::: EXCERPTED RECORDS

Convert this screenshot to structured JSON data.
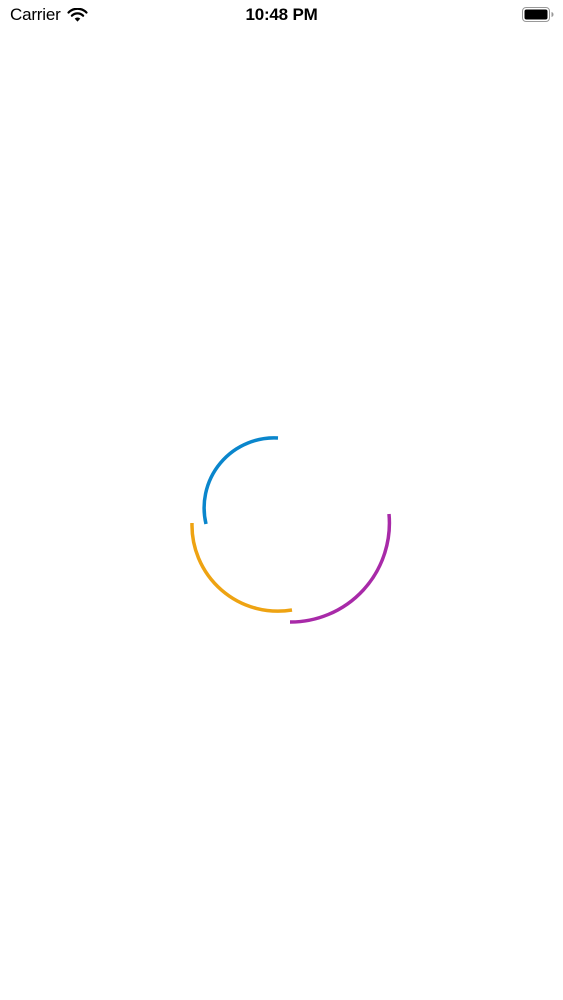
{
  "status_bar": {
    "carrier": "Carrier",
    "time": "10:48 PM",
    "icons": [
      "wifi-icon",
      "battery-icon"
    ]
  },
  "spinner": {
    "arcs": [
      {
        "name": "blue",
        "color": "#0A86CC"
      },
      {
        "name": "orange",
        "color": "#EEA312"
      },
      {
        "name": "magenta",
        "color": "#A82AA8"
      }
    ]
  }
}
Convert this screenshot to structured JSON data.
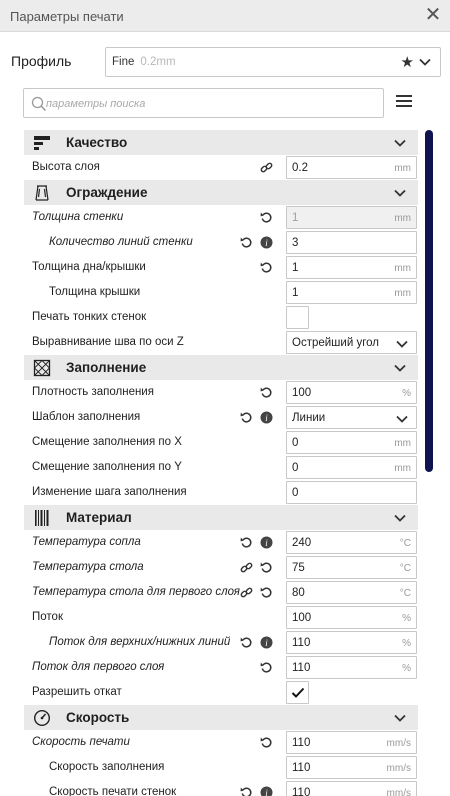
{
  "window": {
    "title": "Параметры печати"
  },
  "profile": {
    "label": "Профиль",
    "name": "Fine",
    "value": "0.2mm"
  },
  "search": {
    "placeholder": "параметры поиска"
  },
  "colors": {
    "accent": "#0e1450",
    "category_bg": "#e9e9e9"
  },
  "sections": [
    {
      "title": "Качество",
      "icon": "quality-icon",
      "rows": [
        {
          "label": "Высота слоя",
          "value": "0.2",
          "unit": "mm",
          "icons": [
            "link-icon"
          ]
        }
      ]
    },
    {
      "title": "Ограждение",
      "icon": "shell-icon",
      "rows": [
        {
          "label": "Толщина стенки",
          "value": "1",
          "unit": "mm",
          "icons": [
            "reset-icon"
          ]
        },
        {
          "label": "Количество линий стенки",
          "value": "3",
          "unit": "",
          "icons": [
            "reset-icon",
            "info-icon"
          ]
        },
        {
          "label": "Толщина дна/крышки",
          "value": "1",
          "unit": "mm",
          "icons": [
            "reset-icon"
          ]
        },
        {
          "label": "Толщина крышки",
          "value": "1",
          "unit": "mm"
        },
        {
          "label": "Печать тонких стенок",
          "checked": false
        },
        {
          "label": "Выравнивание шва по оси Z",
          "value": "Острейший угол"
        }
      ]
    },
    {
      "title": "Заполнение",
      "icon": "infill-icon",
      "rows": [
        {
          "label": "Плотность заполнения",
          "value": "100",
          "unit": "%",
          "icons": [
            "reset-icon"
          ]
        },
        {
          "label": "Шаблон заполнения",
          "value": "Линии",
          "icons": [
            "reset-icon",
            "info-icon"
          ]
        },
        {
          "label": "Смещение заполнения по X",
          "value": "0",
          "unit": "mm"
        },
        {
          "label": "Смещение заполнения по Y",
          "value": "0",
          "unit": "mm"
        },
        {
          "label": "Изменение шага заполнения",
          "value": "0",
          "unit": ""
        }
      ]
    },
    {
      "title": "Материал",
      "icon": "material-icon",
      "rows": [
        {
          "label": "Температура сопла",
          "value": "240",
          "unit": "°C",
          "icons": [
            "reset-icon",
            "info-icon"
          ]
        },
        {
          "label": "Температура стола",
          "value": "75",
          "unit": "°C",
          "icons": [
            "link-icon",
            "reset-icon"
          ]
        },
        {
          "label": "Температура стола для первого слоя",
          "value": "80",
          "unit": "°C",
          "icons": [
            "link-icon",
            "reset-icon"
          ]
        },
        {
          "label": "Поток",
          "value": "100",
          "unit": "%"
        },
        {
          "label": "Поток для верхних/нижних линий",
          "value": "110",
          "unit": "%",
          "icons": [
            "reset-icon",
            "info-icon"
          ]
        },
        {
          "label": "Поток для первого слоя",
          "value": "110",
          "unit": "%",
          "icons": [
            "reset-icon"
          ]
        },
        {
          "label": "Разрешить откат",
          "checked": true
        }
      ]
    },
    {
      "title": "Скорость",
      "icon": "speed-icon",
      "rows": [
        {
          "label": "Скорость печати",
          "value": "110",
          "unit": "mm/s",
          "icons": [
            "reset-icon"
          ]
        },
        {
          "label": "Скорость заполнения",
          "value": "110",
          "unit": "mm/s"
        },
        {
          "label": "Скорость печати стенок",
          "value": "110",
          "unit": "mm/s",
          "icons": [
            "reset-icon",
            "info-icon"
          ]
        }
      ]
    }
  ]
}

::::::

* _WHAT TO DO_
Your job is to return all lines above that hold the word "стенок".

* _EXPECTED OUTPUT_
          "label": "Печать тонких стенок",
          "label": "Скорость печати стенок",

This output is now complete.